Alice James (b. 1848) was the younger sister of novelist Henry James and philosopher/psychologist William James. The fact that it is easiest to describe who she is in relation to the famous men in her life pretty much sums up the difficulty in being Alice. A younger sister with a brain and potential who was coddled, smothered and groomed to be dainty, delicate, and above all pure.
This biography starts with Alice’s parents and their odd ideas on childhood and parenting and then moves through Alice’s childhood where the boys of the James family (William, Henry, Bob, and Wilkie) had their education prioritized with little thought to Alice’s future. The reader then learns about Alice’s bouts with nervous illness, her friendships, and her growing restlessness. Alice never married, but had a “Boston marriage” with her friend Katherine Loring. There is speculation as to whether Loring and James were simply close friends or had more of an intimate connection (I’m on team queer Alice). Alice cared for her father after her mother’s death and soon after her father’s death she traveled to England to live near her brother, Henry. Strouse extends Alice’s biography past her death and discusses the publication of Alice’s diary and the editorial changes made throughout the years.

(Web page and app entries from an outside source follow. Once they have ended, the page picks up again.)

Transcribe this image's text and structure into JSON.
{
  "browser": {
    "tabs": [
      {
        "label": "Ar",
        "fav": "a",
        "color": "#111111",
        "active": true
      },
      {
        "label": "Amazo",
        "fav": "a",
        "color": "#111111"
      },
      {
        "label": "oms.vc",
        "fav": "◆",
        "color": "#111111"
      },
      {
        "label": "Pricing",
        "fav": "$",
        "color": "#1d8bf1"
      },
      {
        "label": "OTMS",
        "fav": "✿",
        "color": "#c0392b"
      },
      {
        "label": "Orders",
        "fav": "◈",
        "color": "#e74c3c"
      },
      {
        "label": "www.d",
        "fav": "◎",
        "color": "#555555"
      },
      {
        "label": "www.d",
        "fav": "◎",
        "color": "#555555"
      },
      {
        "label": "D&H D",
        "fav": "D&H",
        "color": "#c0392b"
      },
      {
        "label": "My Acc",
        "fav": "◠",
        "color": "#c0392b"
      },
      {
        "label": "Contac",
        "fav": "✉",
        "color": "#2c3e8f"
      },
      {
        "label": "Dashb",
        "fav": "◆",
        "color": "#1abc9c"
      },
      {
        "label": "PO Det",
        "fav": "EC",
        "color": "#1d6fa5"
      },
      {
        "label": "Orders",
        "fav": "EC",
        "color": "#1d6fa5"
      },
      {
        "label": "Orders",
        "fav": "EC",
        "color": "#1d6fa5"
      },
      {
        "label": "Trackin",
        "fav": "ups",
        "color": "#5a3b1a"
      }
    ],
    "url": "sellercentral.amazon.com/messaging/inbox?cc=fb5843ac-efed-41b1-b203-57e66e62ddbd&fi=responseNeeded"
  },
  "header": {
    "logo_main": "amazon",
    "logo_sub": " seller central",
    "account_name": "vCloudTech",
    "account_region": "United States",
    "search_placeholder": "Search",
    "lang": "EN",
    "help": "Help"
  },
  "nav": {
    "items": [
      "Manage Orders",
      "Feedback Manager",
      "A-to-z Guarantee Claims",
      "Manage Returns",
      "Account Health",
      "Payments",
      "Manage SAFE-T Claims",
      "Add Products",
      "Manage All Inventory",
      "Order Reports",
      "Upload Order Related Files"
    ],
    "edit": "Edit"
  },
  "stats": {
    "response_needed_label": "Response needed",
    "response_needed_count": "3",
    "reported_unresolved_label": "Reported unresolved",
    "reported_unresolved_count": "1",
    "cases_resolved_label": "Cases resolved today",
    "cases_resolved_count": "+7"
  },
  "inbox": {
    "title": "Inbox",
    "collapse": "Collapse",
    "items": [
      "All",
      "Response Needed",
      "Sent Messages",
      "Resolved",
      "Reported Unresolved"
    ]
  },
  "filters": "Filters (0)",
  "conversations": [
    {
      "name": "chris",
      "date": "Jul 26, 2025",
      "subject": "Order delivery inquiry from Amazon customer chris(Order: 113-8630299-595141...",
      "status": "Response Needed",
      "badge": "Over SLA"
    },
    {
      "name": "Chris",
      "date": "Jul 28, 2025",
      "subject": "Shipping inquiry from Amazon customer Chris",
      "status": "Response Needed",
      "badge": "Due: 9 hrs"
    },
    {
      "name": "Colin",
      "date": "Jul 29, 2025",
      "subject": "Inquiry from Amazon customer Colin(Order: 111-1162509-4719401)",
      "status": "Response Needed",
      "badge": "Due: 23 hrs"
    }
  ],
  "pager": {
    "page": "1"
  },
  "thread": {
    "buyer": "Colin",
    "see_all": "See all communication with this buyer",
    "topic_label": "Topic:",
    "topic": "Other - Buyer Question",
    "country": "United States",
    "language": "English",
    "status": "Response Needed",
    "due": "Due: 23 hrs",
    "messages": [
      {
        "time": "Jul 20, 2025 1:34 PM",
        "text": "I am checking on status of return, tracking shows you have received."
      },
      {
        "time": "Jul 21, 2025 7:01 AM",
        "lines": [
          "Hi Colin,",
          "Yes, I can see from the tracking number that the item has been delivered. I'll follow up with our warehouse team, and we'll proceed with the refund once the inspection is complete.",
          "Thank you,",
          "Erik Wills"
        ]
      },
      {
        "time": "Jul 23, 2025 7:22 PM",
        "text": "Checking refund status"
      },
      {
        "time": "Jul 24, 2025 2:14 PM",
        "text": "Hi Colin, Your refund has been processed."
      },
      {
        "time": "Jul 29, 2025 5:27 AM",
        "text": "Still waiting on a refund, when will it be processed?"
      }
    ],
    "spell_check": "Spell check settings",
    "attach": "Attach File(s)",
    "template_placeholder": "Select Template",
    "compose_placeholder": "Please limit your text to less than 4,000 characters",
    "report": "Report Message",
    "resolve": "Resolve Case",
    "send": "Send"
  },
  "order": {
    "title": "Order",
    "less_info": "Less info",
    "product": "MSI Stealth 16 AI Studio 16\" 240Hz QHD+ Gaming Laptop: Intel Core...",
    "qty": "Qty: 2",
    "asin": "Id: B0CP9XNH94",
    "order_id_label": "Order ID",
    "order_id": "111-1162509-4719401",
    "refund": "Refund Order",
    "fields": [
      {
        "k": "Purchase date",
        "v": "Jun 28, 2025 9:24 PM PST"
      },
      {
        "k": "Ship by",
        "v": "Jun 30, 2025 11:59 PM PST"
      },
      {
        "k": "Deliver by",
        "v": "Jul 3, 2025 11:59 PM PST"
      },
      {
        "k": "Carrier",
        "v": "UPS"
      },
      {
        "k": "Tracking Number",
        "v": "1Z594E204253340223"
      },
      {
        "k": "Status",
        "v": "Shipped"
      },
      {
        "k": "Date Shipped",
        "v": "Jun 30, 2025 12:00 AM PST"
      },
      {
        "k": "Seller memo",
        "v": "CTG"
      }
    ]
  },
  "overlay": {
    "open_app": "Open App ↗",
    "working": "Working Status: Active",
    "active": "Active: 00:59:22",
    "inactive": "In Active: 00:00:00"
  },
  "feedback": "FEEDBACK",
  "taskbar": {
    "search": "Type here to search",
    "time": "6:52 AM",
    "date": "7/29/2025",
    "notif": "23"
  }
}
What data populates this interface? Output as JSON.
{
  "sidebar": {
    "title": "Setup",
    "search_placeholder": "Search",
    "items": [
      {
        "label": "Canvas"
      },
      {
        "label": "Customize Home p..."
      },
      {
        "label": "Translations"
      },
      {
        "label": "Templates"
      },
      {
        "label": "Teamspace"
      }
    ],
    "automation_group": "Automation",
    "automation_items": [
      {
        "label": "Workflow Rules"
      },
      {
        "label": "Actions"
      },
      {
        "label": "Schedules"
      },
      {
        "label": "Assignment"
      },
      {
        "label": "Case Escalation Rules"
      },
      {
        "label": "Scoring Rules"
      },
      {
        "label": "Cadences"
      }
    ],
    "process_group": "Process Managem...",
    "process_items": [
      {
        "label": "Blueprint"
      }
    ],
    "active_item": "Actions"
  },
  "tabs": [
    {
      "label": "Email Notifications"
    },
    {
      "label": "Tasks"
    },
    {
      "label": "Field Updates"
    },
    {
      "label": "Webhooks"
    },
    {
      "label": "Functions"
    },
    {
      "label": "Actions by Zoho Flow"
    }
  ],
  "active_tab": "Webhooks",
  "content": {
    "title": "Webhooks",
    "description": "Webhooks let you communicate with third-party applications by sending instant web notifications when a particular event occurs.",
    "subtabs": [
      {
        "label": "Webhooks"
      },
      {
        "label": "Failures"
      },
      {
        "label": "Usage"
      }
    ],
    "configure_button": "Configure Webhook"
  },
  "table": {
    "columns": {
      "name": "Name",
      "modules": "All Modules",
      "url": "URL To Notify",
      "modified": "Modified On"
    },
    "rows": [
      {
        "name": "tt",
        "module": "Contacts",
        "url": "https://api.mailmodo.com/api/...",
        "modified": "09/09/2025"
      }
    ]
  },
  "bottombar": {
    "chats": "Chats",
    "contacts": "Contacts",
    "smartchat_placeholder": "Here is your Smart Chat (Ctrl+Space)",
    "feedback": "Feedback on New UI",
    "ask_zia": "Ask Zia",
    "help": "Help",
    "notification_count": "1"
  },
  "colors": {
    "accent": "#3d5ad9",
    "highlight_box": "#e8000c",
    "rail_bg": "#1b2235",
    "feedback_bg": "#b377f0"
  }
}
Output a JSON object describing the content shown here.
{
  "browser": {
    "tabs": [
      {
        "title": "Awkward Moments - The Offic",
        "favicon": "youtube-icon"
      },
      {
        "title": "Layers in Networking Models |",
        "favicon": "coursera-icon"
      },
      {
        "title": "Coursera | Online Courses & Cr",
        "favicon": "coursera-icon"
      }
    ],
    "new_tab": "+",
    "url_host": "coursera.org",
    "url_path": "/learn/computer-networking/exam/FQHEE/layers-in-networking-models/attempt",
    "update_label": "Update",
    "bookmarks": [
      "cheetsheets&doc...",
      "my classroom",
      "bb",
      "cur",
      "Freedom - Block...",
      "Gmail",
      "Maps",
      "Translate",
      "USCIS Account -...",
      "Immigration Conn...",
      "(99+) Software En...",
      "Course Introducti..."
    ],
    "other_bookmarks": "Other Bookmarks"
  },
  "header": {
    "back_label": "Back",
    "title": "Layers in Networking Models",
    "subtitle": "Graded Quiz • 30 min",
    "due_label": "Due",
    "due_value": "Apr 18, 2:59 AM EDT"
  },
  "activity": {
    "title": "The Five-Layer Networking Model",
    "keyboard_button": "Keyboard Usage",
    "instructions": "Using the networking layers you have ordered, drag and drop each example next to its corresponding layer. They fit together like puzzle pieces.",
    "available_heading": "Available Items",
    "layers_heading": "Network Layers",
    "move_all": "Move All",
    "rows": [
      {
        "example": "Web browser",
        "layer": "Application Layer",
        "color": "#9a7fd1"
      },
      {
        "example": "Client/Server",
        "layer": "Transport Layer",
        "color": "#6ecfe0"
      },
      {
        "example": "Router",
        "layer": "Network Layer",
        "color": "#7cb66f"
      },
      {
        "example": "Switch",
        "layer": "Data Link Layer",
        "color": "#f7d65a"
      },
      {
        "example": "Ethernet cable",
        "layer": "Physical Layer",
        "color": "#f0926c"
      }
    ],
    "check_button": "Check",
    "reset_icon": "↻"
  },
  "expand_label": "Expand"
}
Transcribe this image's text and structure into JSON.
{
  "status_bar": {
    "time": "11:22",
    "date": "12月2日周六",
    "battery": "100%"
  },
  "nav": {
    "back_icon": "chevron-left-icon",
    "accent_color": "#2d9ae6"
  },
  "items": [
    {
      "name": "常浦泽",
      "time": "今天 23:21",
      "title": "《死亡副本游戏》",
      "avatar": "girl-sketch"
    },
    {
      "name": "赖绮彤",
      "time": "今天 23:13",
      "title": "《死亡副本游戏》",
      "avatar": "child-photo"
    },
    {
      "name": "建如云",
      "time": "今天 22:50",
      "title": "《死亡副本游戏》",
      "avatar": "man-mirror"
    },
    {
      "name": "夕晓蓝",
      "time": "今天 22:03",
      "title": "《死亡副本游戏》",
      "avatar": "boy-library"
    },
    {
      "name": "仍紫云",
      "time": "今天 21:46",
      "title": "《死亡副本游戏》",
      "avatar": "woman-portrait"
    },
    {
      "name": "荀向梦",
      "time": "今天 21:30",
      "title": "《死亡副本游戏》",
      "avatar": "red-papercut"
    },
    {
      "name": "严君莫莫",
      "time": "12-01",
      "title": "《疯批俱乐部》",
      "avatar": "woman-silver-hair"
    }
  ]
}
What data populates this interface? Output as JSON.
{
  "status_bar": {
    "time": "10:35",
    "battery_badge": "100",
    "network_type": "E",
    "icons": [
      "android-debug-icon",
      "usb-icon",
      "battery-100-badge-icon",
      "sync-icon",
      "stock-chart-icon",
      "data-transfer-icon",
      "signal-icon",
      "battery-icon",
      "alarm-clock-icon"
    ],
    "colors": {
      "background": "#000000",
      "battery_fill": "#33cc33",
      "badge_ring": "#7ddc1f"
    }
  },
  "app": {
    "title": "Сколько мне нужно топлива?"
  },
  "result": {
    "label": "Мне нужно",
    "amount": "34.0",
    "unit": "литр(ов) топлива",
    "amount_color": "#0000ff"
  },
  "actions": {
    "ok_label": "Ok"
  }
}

I’ve always been intrigued by Alice James. I’ve read bits and pieces through the years about her and those descriptions of Alice rested on her relationship with her brothers, her spinsterhood, and her rumored hypochondria. After reading Strouse’s biography, I’m aware that her physical and psychological issues were much more complex. Strouse reports the various diagnoses given to Alice throughout her life (both physical and psychological) but doesn’t spend time trying to land on a precise cause for Alice’s frequent bouts with illness. In fact, what I enjoyed most about Strouse’s writing is that she situates Alice within the cultural context of Victorian-era America. Woman’s education, suffrage, and healthcare are all discussed in this biography and that macro view of history helps the reader to understand Alice.
One example is Strouse’s explanation of illness in the Victorian-era:
“The symptoms that led Alice to seek treatment from Dr. Taylor were never mentioned. Certainly she was ‘delicate’ — easily excited, high-strung, ‘nervous.’ But that was the way middle-class Victorian young ladies were supposed to be. With its range of meanings, from refined, sensitive, subtle, and gentle to sickly and frail, the word delicate described the mid-Victorian ideal of beauty: a graceful languor, pallor, and vulnerability – even to the point of illness – were seen as enhancing the female form. ‘Refinement’ drew attention away from the base, ordinary body; illness delicately drew it back.”pp. 100-101.
Strouse also includes a note about one Victorian doctor’s popular rest cure:
“Mitchell’s rest cure removed the patient from her family and put her to bed. There, she was fed (often to excess), massaged, read to, helped to sit up, turn over, bathe, and urinate. Under this infantilizing regime, Mitchell’s patients generally gained weight and lost their neuroasthenic pallor.”p.105
These rest cures were further seen as dependent on the strength and forcefulness of the male doctor to ensure that there were no women who enjoyed being separated from household duties and child care. Women were isolated, infantilized, force-fed, and trivialized until they were able to suppress high-strung emotion, energy, and nerves. That certainly increases the horror of books like The Yellow Wallpaper.
Reading about Alice James has intrigued me and I’m eager to get a copy of her journals to read and I’d also like to explore some more books on women’s healthcare (spoiler alert: it still sucks), education, and political involvement from this time.